European Commission Approved Tecentriq/Avastin Combination Therapy for Lung Cancer

Tecentriq in combination with Avastin, paclitaxel and carboplatin can be used for the first-line treatment of adults with metastatic non-squamous non-small cell lung cancer (NSCLC).

The monoclonal antibody Tecentriq (atezolizumab) from Roche is a PD-L1 inhibitor. It binds to the protein, which is expressed on tumor cells and tumor-infiltrating immune cells, preventing its interactions with PD-1 and B7.1 receptors and activating T cells. Roche has shown that Tecentriq can be used as a foundational combination partner with cancer immunotherapies, targeted medicines and various chemotherapies across a range of cancers.

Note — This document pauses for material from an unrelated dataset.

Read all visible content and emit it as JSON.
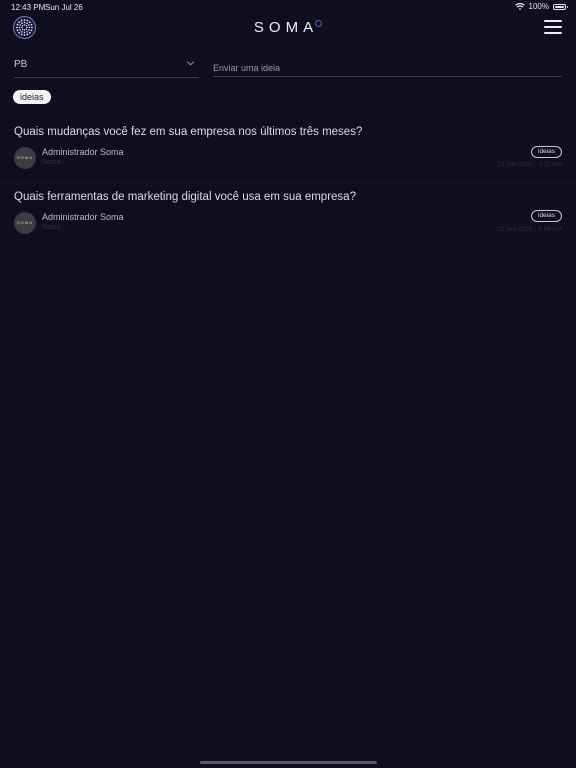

Most recently, the company received marketing authorization from the European Commission for Tecentriq in combination with Avastin (bevacizumab) and chemotherapy (paclitaxel and carboplatin) for the first-line treatment of adults with metastatic EGFR mutant or ALK-positive NSCLC that have failed to respond to appropriate targeted therapies. 

The EC’s decision was based on the results of the phase III IMpower150 study involving over 1200 patients with stage IV or recurrent metastatic non-squamous NSCLC who had not been treated with chemotherapy for their advanced disease. The trial was randomized, with some patients receiving just Tecentriq plus carboplatin and paclitaxel, some receiving Tecentriq and Avastin plus carboplatin and paclitaxel, and some receiving Avastin plus carboplatin and paclitaxel (the control group). It was found that patients treated with the full combination lived longer.

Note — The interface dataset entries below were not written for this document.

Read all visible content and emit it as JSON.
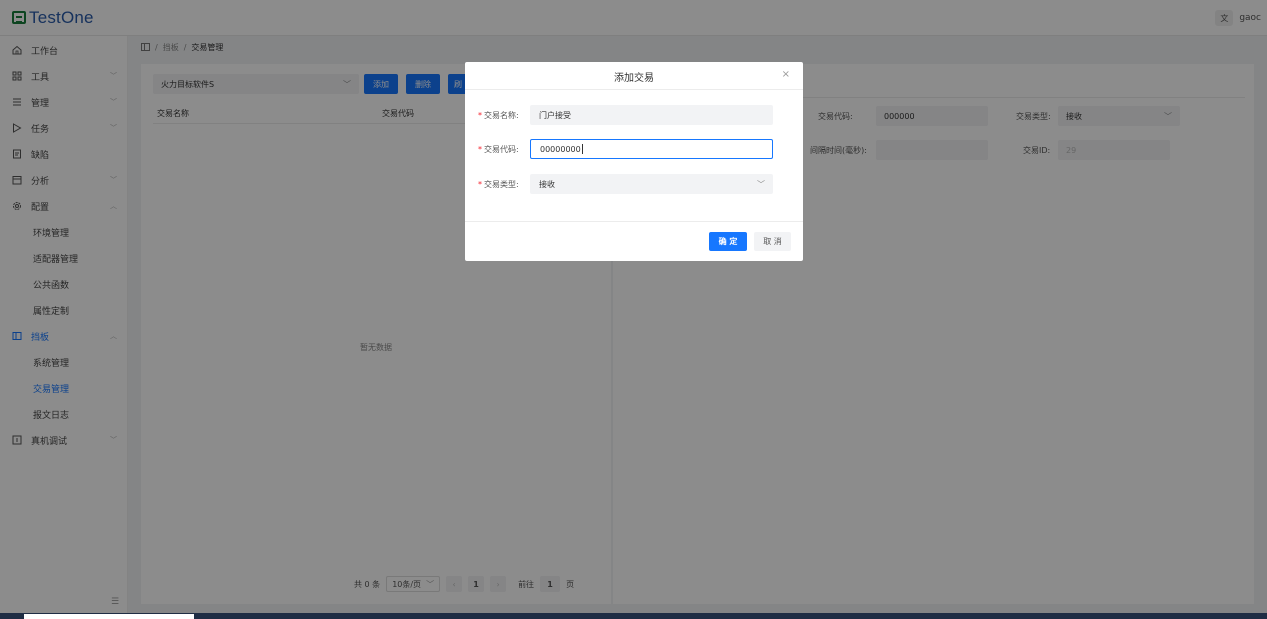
{
  "app": {
    "title": "TestOne"
  },
  "header": {
    "lang_icon": "translate-icon",
    "lang_label": "文",
    "user": "gaoc"
  },
  "sidebar": {
    "items": [
      {
        "label": "工作台",
        "icon": "home-icon"
      },
      {
        "label": "工具",
        "icon": "grid-icon"
      },
      {
        "label": "管理",
        "icon": "list-icon"
      },
      {
        "label": "任务",
        "icon": "play-icon"
      },
      {
        "label": "缺陷",
        "icon": "doc-icon"
      },
      {
        "label": "分析",
        "icon": "calendar-icon"
      },
      {
        "label": "配置",
        "icon": "gear-icon"
      }
    ],
    "config_children": [
      "环境管理",
      "适配器管理",
      "公共函数",
      "属性定制"
    ],
    "board": {
      "label": "挡板",
      "icon": "board-icon"
    },
    "board_children": [
      "系统管理",
      "交易管理",
      "报文日志"
    ],
    "debug": {
      "label": "真机调试",
      "icon": "debug-icon"
    }
  },
  "breadcrumb": {
    "root": "挡板",
    "current": "交易管理",
    "sep": "/"
  },
  "left_panel": {
    "system_select": "火力目标软件S",
    "add_label": "添加",
    "delete_label": "删除",
    "refresh_label": "刷",
    "col_name": "交易名称",
    "col_code": "交易代码",
    "empty": "暂无数据",
    "pager": {
      "total": "共 0 条",
      "page_size": "10条/页",
      "current": "1",
      "goto_label": "前往",
      "goto_value": "1",
      "page_unit": "页"
    }
  },
  "right_panel": {
    "code_label": "交易代码:",
    "code_value": "000000",
    "type_label": "交易类型:",
    "type_value": "接收",
    "interval_label": "间隔时间(毫秒):",
    "interval_value": "",
    "id_label": "交易ID:",
    "id_value": "29"
  },
  "modal": {
    "title": "添加交易",
    "close": "×",
    "name_label": "交易名称:",
    "name_value": "门户接受",
    "code_label": "交易代码:",
    "code_value": "00000000",
    "type_label": "交易类型:",
    "type_value": "接收",
    "ok_label": "确 定",
    "cancel_label": "取 消"
  }
}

David Alvaro, Ph.D.

David is Scientific Editorial Director for That’s Nice and the Pharma’s Almanac content enterprise, responsible for directing and generating industry, scientific and research-based content, including client-owned strategic content. Before joining That’s Nice, David served as a scientific editor for the multidisciplinary scientific journal Annals of the New York Academy of Sciences. He received a B.A. in Biology from New York University and a Ph.D. in Genetics and Development from Columbia University.